## Brief:
Copy each line below holding "description".

BEGIN Dataset entries

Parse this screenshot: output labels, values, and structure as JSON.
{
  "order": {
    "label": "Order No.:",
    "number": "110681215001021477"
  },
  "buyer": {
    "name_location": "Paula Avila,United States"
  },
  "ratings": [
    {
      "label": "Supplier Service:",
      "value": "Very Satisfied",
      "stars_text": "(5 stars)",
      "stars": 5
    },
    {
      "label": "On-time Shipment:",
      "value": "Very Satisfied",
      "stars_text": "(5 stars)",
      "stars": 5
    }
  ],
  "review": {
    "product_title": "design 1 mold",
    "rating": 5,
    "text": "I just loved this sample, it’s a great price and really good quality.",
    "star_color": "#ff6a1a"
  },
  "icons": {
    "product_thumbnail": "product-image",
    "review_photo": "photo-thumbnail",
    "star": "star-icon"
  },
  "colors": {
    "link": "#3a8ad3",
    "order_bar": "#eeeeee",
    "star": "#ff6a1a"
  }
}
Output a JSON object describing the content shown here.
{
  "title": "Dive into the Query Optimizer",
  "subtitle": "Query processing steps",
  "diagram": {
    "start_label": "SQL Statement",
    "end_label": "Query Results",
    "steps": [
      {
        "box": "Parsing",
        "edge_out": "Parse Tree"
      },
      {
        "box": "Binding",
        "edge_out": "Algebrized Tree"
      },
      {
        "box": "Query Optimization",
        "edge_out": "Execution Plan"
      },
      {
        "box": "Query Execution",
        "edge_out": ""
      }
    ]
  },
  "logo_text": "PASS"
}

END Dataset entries
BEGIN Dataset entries

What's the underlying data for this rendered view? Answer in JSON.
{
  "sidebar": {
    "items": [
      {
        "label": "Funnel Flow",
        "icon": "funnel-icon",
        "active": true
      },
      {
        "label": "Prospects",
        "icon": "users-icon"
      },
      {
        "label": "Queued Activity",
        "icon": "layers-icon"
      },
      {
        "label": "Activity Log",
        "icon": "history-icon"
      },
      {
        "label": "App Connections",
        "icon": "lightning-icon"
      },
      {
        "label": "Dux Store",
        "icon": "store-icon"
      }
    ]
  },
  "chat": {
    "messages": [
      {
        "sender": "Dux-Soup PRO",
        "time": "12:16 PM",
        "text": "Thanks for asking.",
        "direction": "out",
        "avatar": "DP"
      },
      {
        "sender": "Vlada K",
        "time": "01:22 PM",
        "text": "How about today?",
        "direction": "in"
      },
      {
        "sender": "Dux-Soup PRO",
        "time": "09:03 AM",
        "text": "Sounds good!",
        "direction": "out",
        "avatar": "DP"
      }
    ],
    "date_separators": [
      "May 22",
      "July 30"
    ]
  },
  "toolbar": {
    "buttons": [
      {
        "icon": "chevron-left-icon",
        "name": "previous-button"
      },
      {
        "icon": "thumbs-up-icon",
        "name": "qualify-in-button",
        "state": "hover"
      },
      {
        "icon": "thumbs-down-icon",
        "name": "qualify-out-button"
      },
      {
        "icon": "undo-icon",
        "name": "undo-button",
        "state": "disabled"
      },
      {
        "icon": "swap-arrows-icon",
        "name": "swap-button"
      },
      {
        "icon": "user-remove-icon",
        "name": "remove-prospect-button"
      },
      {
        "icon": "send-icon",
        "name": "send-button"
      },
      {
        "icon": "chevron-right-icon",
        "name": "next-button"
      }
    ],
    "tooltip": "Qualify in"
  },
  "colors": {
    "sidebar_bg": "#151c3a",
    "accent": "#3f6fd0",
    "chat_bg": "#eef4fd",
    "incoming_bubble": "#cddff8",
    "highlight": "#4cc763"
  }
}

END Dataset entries
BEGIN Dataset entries

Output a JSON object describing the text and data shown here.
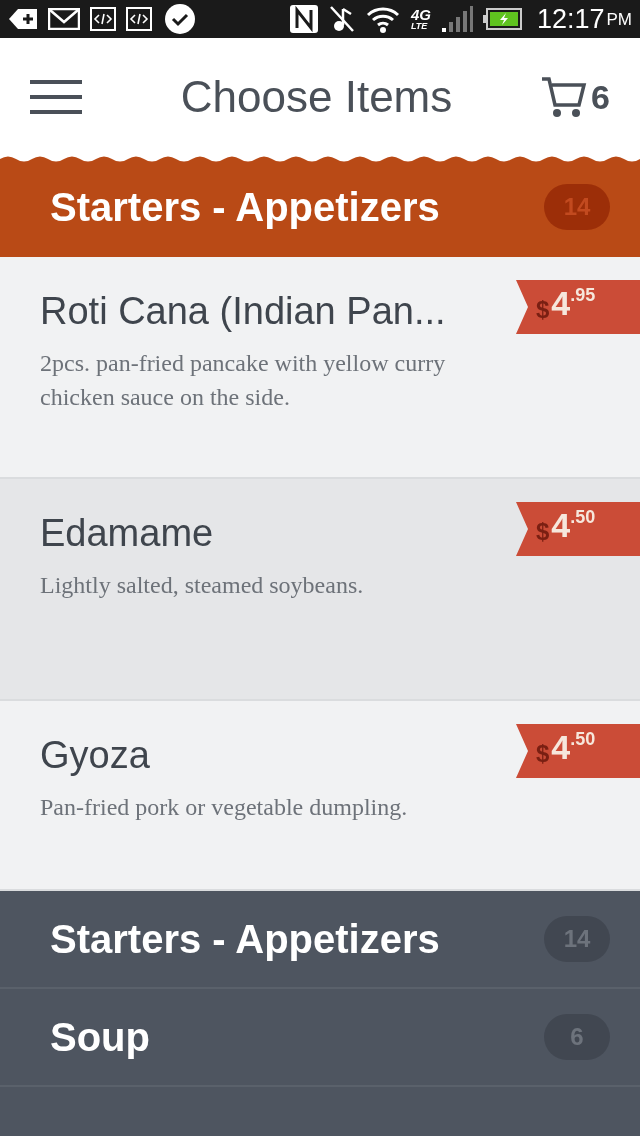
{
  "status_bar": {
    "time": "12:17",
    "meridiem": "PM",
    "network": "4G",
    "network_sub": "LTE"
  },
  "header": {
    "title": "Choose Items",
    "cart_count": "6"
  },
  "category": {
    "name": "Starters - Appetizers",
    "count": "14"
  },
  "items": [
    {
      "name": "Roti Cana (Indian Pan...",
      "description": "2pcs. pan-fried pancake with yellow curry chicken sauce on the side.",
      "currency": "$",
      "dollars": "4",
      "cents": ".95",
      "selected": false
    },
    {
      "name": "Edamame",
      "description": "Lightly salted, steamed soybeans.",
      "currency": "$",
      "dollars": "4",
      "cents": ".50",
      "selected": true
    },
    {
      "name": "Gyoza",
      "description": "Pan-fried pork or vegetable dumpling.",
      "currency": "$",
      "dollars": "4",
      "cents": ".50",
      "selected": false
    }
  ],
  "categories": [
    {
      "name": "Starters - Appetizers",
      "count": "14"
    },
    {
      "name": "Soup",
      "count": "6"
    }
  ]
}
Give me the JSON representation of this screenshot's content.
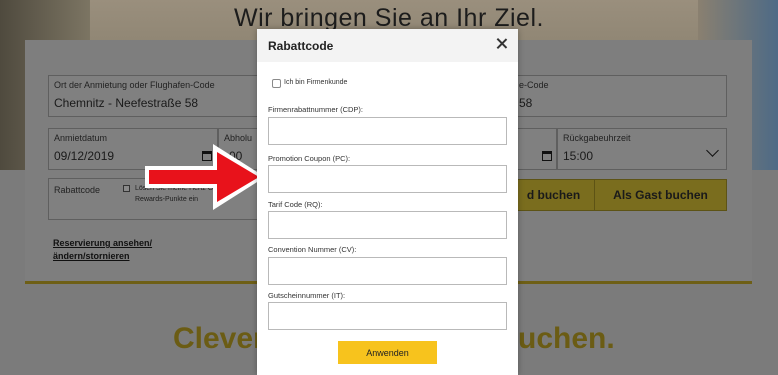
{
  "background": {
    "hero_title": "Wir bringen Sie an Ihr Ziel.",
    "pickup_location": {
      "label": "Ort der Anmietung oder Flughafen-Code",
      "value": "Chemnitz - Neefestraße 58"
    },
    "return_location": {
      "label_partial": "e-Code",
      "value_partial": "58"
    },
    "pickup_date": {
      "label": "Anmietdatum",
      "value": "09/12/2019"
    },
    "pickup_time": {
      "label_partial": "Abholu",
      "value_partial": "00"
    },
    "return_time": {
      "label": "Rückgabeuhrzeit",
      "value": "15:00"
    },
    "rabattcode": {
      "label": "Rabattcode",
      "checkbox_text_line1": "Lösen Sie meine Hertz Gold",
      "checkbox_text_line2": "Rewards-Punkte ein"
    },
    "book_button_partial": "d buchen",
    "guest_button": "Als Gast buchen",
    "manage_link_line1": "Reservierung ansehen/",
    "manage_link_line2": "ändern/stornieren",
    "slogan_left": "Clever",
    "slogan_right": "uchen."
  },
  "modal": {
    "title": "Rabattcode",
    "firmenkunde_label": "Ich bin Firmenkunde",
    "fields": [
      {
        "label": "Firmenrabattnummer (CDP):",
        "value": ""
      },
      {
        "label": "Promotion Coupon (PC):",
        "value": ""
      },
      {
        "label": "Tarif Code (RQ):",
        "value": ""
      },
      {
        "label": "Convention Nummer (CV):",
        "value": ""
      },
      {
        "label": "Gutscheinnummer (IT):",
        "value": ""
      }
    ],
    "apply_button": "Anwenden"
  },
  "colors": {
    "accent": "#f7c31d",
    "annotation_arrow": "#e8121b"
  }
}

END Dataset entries

## Response to this task:
      "description": "2pcs. pan-fried pancake with yellow curry chicken sauce on the side.",
      "description": "Lightly salted, steamed soybeans.",
      "description": "Pan-fried pork or vegetable dumpling.",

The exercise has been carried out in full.